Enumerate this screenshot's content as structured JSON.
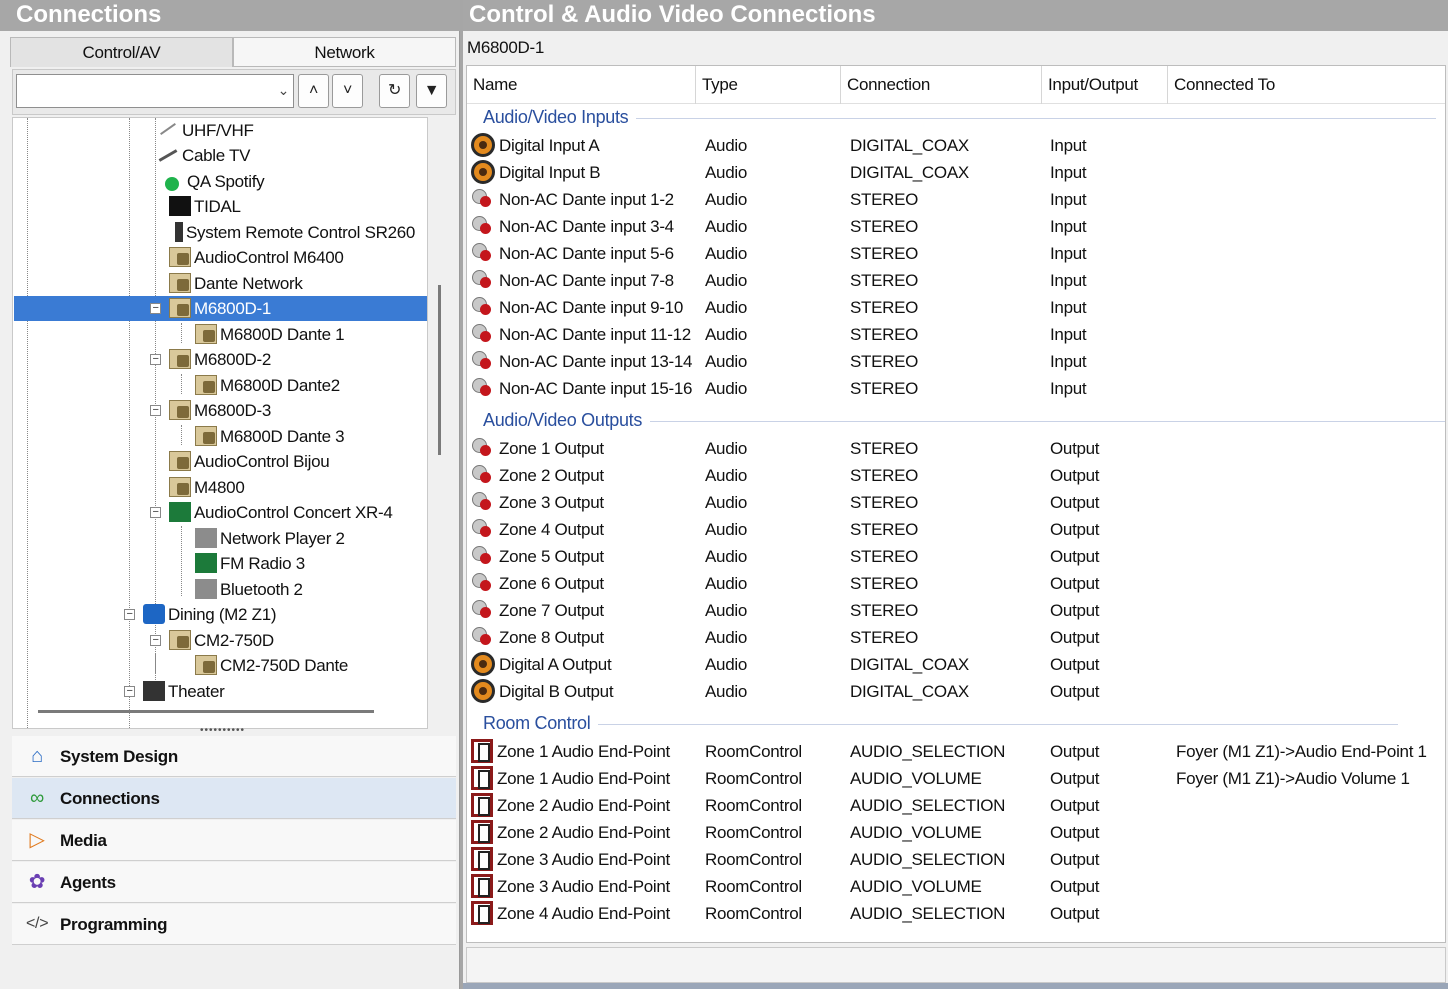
{
  "left_panel": {
    "title": "Connections",
    "tabs": [
      "Control/AV",
      "Network"
    ],
    "search_value": "",
    "tree": [
      {
        "label": "UHF/VHF",
        "icon": "antenna-icon"
      },
      {
        "label": "Cable TV",
        "icon": "cable-icon"
      },
      {
        "label": "QA Spotify",
        "icon": "spotify-icon"
      },
      {
        "label": "TIDAL",
        "icon": "tidal-icon"
      },
      {
        "label": "System Remote Control SR260",
        "icon": "remote-icon"
      },
      {
        "label": "AudioControl M6400",
        "icon": "device-icon"
      },
      {
        "label": "Dante Network",
        "icon": "device-icon"
      },
      {
        "label": "M6800D-1",
        "icon": "device-icon"
      },
      {
        "label": "M6800D Dante 1",
        "icon": "device-icon"
      },
      {
        "label": "M6800D-2",
        "icon": "device-icon"
      },
      {
        "label": "M6800D Dante2",
        "icon": "device-icon"
      },
      {
        "label": "M6800D-3",
        "icon": "device-icon"
      },
      {
        "label": "M6800D Dante 3",
        "icon": "device-icon"
      },
      {
        "label": "AudioControl Bijou",
        "icon": "device-icon"
      },
      {
        "label": "M4800",
        "icon": "device-icon"
      },
      {
        "label": "AudioControl Concert XR-4",
        "icon": "receiver-icon"
      },
      {
        "label": "Network Player 2",
        "icon": "network-player-icon"
      },
      {
        "label": "FM Radio 3",
        "icon": "radio-icon"
      },
      {
        "label": "Bluetooth 2",
        "icon": "bluetooth-player-icon"
      },
      {
        "label": "Dining (M2 Z1)",
        "icon": "zone-icon"
      },
      {
        "label": "CM2-750D",
        "icon": "device-icon"
      },
      {
        "label": "CM2-750D Dante",
        "icon": "device-icon"
      },
      {
        "label": "Theater",
        "icon": "theater-icon"
      }
    ],
    "nav": [
      {
        "label": "System Design",
        "icon": "house-icon"
      },
      {
        "label": "Connections",
        "icon": "connections-icon"
      },
      {
        "label": "Media",
        "icon": "play-icon"
      },
      {
        "label": "Agents",
        "icon": "agents-icon"
      },
      {
        "label": "Programming",
        "icon": "code-icon"
      }
    ]
  },
  "right_panel": {
    "title": "Control & Audio Video Connections",
    "device": "M6800D-1",
    "columns": [
      "Name",
      "Type",
      "Connection",
      "Input/Output",
      "Connected To"
    ],
    "groups": [
      {
        "label": "Audio/Video Inputs",
        "rows": [
          {
            "icon": "coax-icon",
            "name": "Digital Input A",
            "type": "Audio",
            "connection": "DIGITAL_COAX",
            "io": "Input",
            "to": ""
          },
          {
            "icon": "coax-icon",
            "name": "Digital Input B",
            "type": "Audio",
            "connection": "DIGITAL_COAX",
            "io": "Input",
            "to": ""
          },
          {
            "icon": "rca-icon",
            "name": "Non-AC Dante input 1-2",
            "type": "Audio",
            "connection": "STEREO",
            "io": "Input",
            "to": ""
          },
          {
            "icon": "rca-icon",
            "name": "Non-AC Dante input 3-4",
            "type": "Audio",
            "connection": "STEREO",
            "io": "Input",
            "to": ""
          },
          {
            "icon": "rca-icon",
            "name": "Non-AC Dante input 5-6",
            "type": "Audio",
            "connection": "STEREO",
            "io": "Input",
            "to": ""
          },
          {
            "icon": "rca-icon",
            "name": "Non-AC Dante input 7-8",
            "type": "Audio",
            "connection": "STEREO",
            "io": "Input",
            "to": ""
          },
          {
            "icon": "rca-icon",
            "name": "Non-AC Dante input 9-10",
            "type": "Audio",
            "connection": "STEREO",
            "io": "Input",
            "to": ""
          },
          {
            "icon": "rca-icon",
            "name": "Non-AC Dante input 11-12",
            "type": "Audio",
            "connection": "STEREO",
            "io": "Input",
            "to": ""
          },
          {
            "icon": "rca-icon",
            "name": "Non-AC Dante input 13-14",
            "type": "Audio",
            "connection": "STEREO",
            "io": "Input",
            "to": ""
          },
          {
            "icon": "rca-icon",
            "name": "Non-AC Dante input 15-16",
            "type": "Audio",
            "connection": "STEREO",
            "io": "Input",
            "to": ""
          }
        ]
      },
      {
        "label": "Audio/Video Outputs",
        "rows": [
          {
            "icon": "rca-icon",
            "name": "Zone 1 Output",
            "type": "Audio",
            "connection": "STEREO",
            "io": "Output",
            "to": ""
          },
          {
            "icon": "rca-icon",
            "name": "Zone 2 Output",
            "type": "Audio",
            "connection": "STEREO",
            "io": "Output",
            "to": ""
          },
          {
            "icon": "rca-icon",
            "name": "Zone 3 Output",
            "type": "Audio",
            "connection": "STEREO",
            "io": "Output",
            "to": ""
          },
          {
            "icon": "rca-icon",
            "name": "Zone 4 Output",
            "type": "Audio",
            "connection": "STEREO",
            "io": "Output",
            "to": ""
          },
          {
            "icon": "rca-icon",
            "name": "Zone 5 Output",
            "type": "Audio",
            "connection": "STEREO",
            "io": "Output",
            "to": ""
          },
          {
            "icon": "rca-icon",
            "name": "Zone 6 Output",
            "type": "Audio",
            "connection": "STEREO",
            "io": "Output",
            "to": ""
          },
          {
            "icon": "rca-icon",
            "name": "Zone 7 Output",
            "type": "Audio",
            "connection": "STEREO",
            "io": "Output",
            "to": ""
          },
          {
            "icon": "rca-icon",
            "name": "Zone 8 Output",
            "type": "Audio",
            "connection": "STEREO",
            "io": "Output",
            "to": ""
          },
          {
            "icon": "coax-icon",
            "name": "Digital A Output",
            "type": "Audio",
            "connection": "DIGITAL_COAX",
            "io": "Output",
            "to": ""
          },
          {
            "icon": "coax-icon",
            "name": "Digital B Output",
            "type": "Audio",
            "connection": "DIGITAL_COAX",
            "io": "Output",
            "to": ""
          }
        ]
      },
      {
        "label": "Room Control",
        "rows": [
          {
            "icon": "room-control-icon",
            "name": "Zone 1 Audio End-Point",
            "type": "RoomControl",
            "connection": "AUDIO_SELECTION",
            "io": "Output",
            "to": "Foyer (M1 Z1)->Audio End-Point 1"
          },
          {
            "icon": "room-control-icon",
            "name": "Zone 1 Audio End-Point",
            "type": "RoomControl",
            "connection": "AUDIO_VOLUME",
            "io": "Output",
            "to": "Foyer (M1 Z1)->Audio Volume 1"
          },
          {
            "icon": "room-control-icon",
            "name": "Zone 2 Audio End-Point",
            "type": "RoomControl",
            "connection": "AUDIO_SELECTION",
            "io": "Output",
            "to": ""
          },
          {
            "icon": "room-control-icon",
            "name": "Zone 2 Audio End-Point",
            "type": "RoomControl",
            "connection": "AUDIO_VOLUME",
            "io": "Output",
            "to": ""
          },
          {
            "icon": "room-control-icon",
            "name": "Zone 3 Audio End-Point",
            "type": "RoomControl",
            "connection": "AUDIO_SELECTION",
            "io": "Output",
            "to": ""
          },
          {
            "icon": "room-control-icon",
            "name": "Zone 3 Audio End-Point",
            "type": "RoomControl",
            "connection": "AUDIO_VOLUME",
            "io": "Output",
            "to": ""
          },
          {
            "icon": "room-control-icon",
            "name": "Zone 4 Audio End-Point",
            "type": "RoomControl",
            "connection": "AUDIO_SELECTION",
            "io": "Output",
            "to": ""
          }
        ]
      }
    ]
  },
  "colors": {
    "header_bg": "#a7a7a7",
    "selection": "#3a7bd4",
    "group_label": "#2a4f9e",
    "nav_active": "#dde7f3"
  }
}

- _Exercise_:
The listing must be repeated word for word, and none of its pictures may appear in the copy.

- _Answer to the exercise_:
Enumerate this screenshot's content as structured JSON.
{
  "left_panel": {
    "title": "Connections",
    "tabs": [
      "Control/AV",
      "Network"
    ],
    "search_value": "",
    "tree": [
      {
        "label": "UHF/VHF",
        "icon": "antenna-icon"
      },
      {
        "label": "Cable TV",
        "icon": "cable-icon"
      },
      {
        "label": "QA Spotify",
        "icon": "spotify-icon"
      },
      {
        "label": "TIDAL",
        "icon": "tidal-icon"
      },
      {
        "label": "System Remote Control SR260",
        "icon": "remote-icon"
      },
      {
        "label": "AudioControl M6400",
        "icon": "device-icon"
      },
      {
        "label": "Dante Network",
        "icon": "device-icon"
      },
      {
        "label": "M6800D-1",
        "icon": "device-icon"
      },
      {
        "label": "M6800D Dante 1",
        "icon": "device-icon"
      },
      {
        "label": "M6800D-2",
        "icon": "device-icon"
      },
      {
        "label": "M6800D Dante2",
        "icon": "device-icon"
      },
      {
        "label": "M6800D-3",
        "icon": "device-icon"
      },
      {
        "label": "M6800D Dante 3",
        "icon": "device-icon"
      },
      {
        "label": "AudioControl Bijou",
        "icon": "device-icon"
      },
      {
        "label": "M4800",
        "icon": "device-icon"
      },
      {
        "label": "AudioControl Concert XR-4",
        "icon": "receiver-icon"
      },
      {
        "label": "Network Player 2",
        "icon": "network-player-icon"
      },
      {
        "label": "FM Radio 3",
        "icon": "radio-icon"
      },
      {
        "label": "Bluetooth 2",
        "icon": "bluetooth-player-icon"
      },
      {
        "label": "Dining (M2 Z1)",
        "icon": "zone-icon"
      },
      {
        "label": "CM2-750D",
        "icon": "device-icon"
      },
      {
        "label": "CM2-750D Dante",
        "icon": "device-icon"
      },
      {
        "label": "Theater",
        "icon": "theater-icon"
      }
    ],
    "nav": [
      {
        "label": "System Design",
        "icon": "house-icon"
      },
      {
        "label": "Connections",
        "icon": "connections-icon"
      },
      {
        "label": "Media",
        "icon": "play-icon"
      },
      {
        "label": "Agents",
        "icon": "agents-icon"
      },
      {
        "label": "Programming",
        "icon": "code-icon"
      }
    ]
  },
  "right_panel": {
    "title": "Control & Audio Video Connections",
    "device": "M6800D-1",
    "columns": [
      "Name",
      "Type",
      "Connection",
      "Input/Output",
      "Connected To"
    ],
    "groups": [
      {
        "label": "Audio/Video Inputs",
        "rows": [
          {
            "icon": "coax-icon",
            "name": "Digital Input A",
            "type": "Audio",
            "connection": "DIGITAL_COAX",
            "io": "Input",
            "to": ""
          },
          {
            "icon": "coax-icon",
            "name": "Digital Input B",
            "type": "Audio",
            "connection": "DIGITAL_COAX",
            "io": "Input",
            "to": ""
          },
          {
            "icon": "rca-icon",
            "name": "Non-AC Dante input 1-2",
            "type": "Audio",
            "connection": "STEREO",
            "io": "Input",
            "to": ""
          },
          {
            "icon": "rca-icon",
            "name": "Non-AC Dante input 3-4",
            "type": "Audio",
            "connection": "STEREO",
            "io": "Input",
            "to": ""
          },
          {
            "icon": "rca-icon",
            "name": "Non-AC Dante input 5-6",
            "type": "Audio",
            "connection": "STEREO",
            "io": "Input",
            "to": ""
          },
          {
            "icon": "rca-icon",
            "name": "Non-AC Dante input 7-8",
            "type": "Audio",
            "connection": "STEREO",
            "io": "Input",
            "to": ""
          },
          {
            "icon": "rca-icon",
            "name": "Non-AC Dante input 9-10",
            "type": "Audio",
            "connection": "STEREO",
            "io": "Input",
            "to": ""
          },
          {
            "icon": "rca-icon",
            "name": "Non-AC Dante input 11-12",
            "type": "Audio",
            "connection": "STEREO",
            "io": "Input",
            "to": ""
          },
          {
            "icon": "rca-icon",
            "name": "Non-AC Dante input 13-14",
            "type": "Audio",
            "connection": "STEREO",
            "io": "Input",
            "to": ""
          },
          {
            "icon": "rca-icon",
            "name": "Non-AC Dante input 15-16",
            "type": "Audio",
            "connection": "STEREO",
            "io": "Input",
            "to": ""
          }
        ]
      },
      {
        "label": "Audio/Video Outputs",
        "rows": [
          {
            "icon": "rca-icon",
            "name": "Zone 1 Output",
            "type": "Audio",
            "connection": "STEREO",
            "io": "Output",
            "to": ""
          },
          {
            "icon": "rca-icon",
            "name": "Zone 2 Output",
            "type": "Audio",
            "connection": "STEREO",
            "io": "Output",
            "to": ""
          },
          {
            "icon": "rca-icon",
            "name": "Zone 3 Output",
            "type": "Audio",
            "connection": "STEREO",
            "io": "Output",
            "to": ""
          },
          {
            "icon": "rca-icon",
            "name": "Zone 4 Output",
            "type": "Audio",
            "connection": "STEREO",
            "io": "Output",
            "to": ""
          },
          {
            "icon": "rca-icon",
            "name": "Zone 5 Output",
            "type": "Audio",
            "connection": "STEREO",
            "io": "Output",
            "to": ""
          },
          {
            "icon": "rca-icon",
            "name": "Zone 6 Output",
            "type": "Audio",
            "connection": "STEREO",
            "io": "Output",
            "to": ""
          },
          {
            "icon": "rca-icon",
            "name": "Zone 7 Output",
            "type": "Audio",
            "connection": "STEREO",
            "io": "Output",
            "to": ""
          },
          {
            "icon": "rca-icon",
            "name": "Zone 8 Output",
            "type": "Audio",
            "connection": "STEREO",
            "io": "Output",
            "to": ""
          },
          {
            "icon": "coax-icon",
            "name": "Digital A Output",
            "type": "Audio",
            "connection": "DIGITAL_COAX",
            "io": "Output",
            "to": ""
          },
          {
            "icon": "coax-icon",
            "name": "Digital B Output",
            "type": "Audio",
            "connection": "DIGITAL_COAX",
            "io": "Output",
            "to": ""
          }
        ]
      },
      {
        "label": "Room Control",
        "rows": [
          {
            "icon": "room-control-icon",
            "name": "Zone 1 Audio End-Point",
            "type": "RoomControl",
            "connection": "AUDIO_SELECTION",
            "io": "Output",
            "to": "Foyer (M1 Z1)->Audio End-Point 1"
          },
          {
            "icon": "room-control-icon",
            "name": "Zone 1 Audio End-Point",
            "type": "RoomControl",
            "connection": "AUDIO_VOLUME",
            "io": "Output",
            "to": "Foyer (M1 Z1)->Audio Volume 1"
          },
          {
            "icon": "room-control-icon",
            "name": "Zone 2 Audio End-Point",
            "type": "RoomControl",
            "connection": "AUDIO_SELECTION",
            "io": "Output",
            "to": ""
          },
          {
            "icon": "room-control-icon",
            "name": "Zone 2 Audio End-Point",
            "type": "RoomControl",
            "connection": "AUDIO_VOLUME",
            "io": "Output",
            "to": ""
          },
          {
            "icon": "room-control-icon",
            "name": "Zone 3 Audio End-Point",
            "type": "RoomControl",
            "connection": "AUDIO_SELECTION",
            "io": "Output",
            "to": ""
          },
          {
            "icon": "room-control-icon",
            "name": "Zone 3 Audio End-Point",
            "type": "RoomControl",
            "connection": "AUDIO_VOLUME",
            "io": "Output",
            "to": ""
          },
          {
            "icon": "room-control-icon",
            "name": "Zone 4 Audio End-Point",
            "type": "RoomControl",
            "connection": "AUDIO_SELECTION",
            "io": "Output",
            "to": ""
          }
        ]
      }
    ]
  },
  "colors": {
    "header_bg": "#a7a7a7",
    "selection": "#3a7bd4",
    "group_label": "#2a4f9e",
    "nav_active": "#dde7f3"
  }
}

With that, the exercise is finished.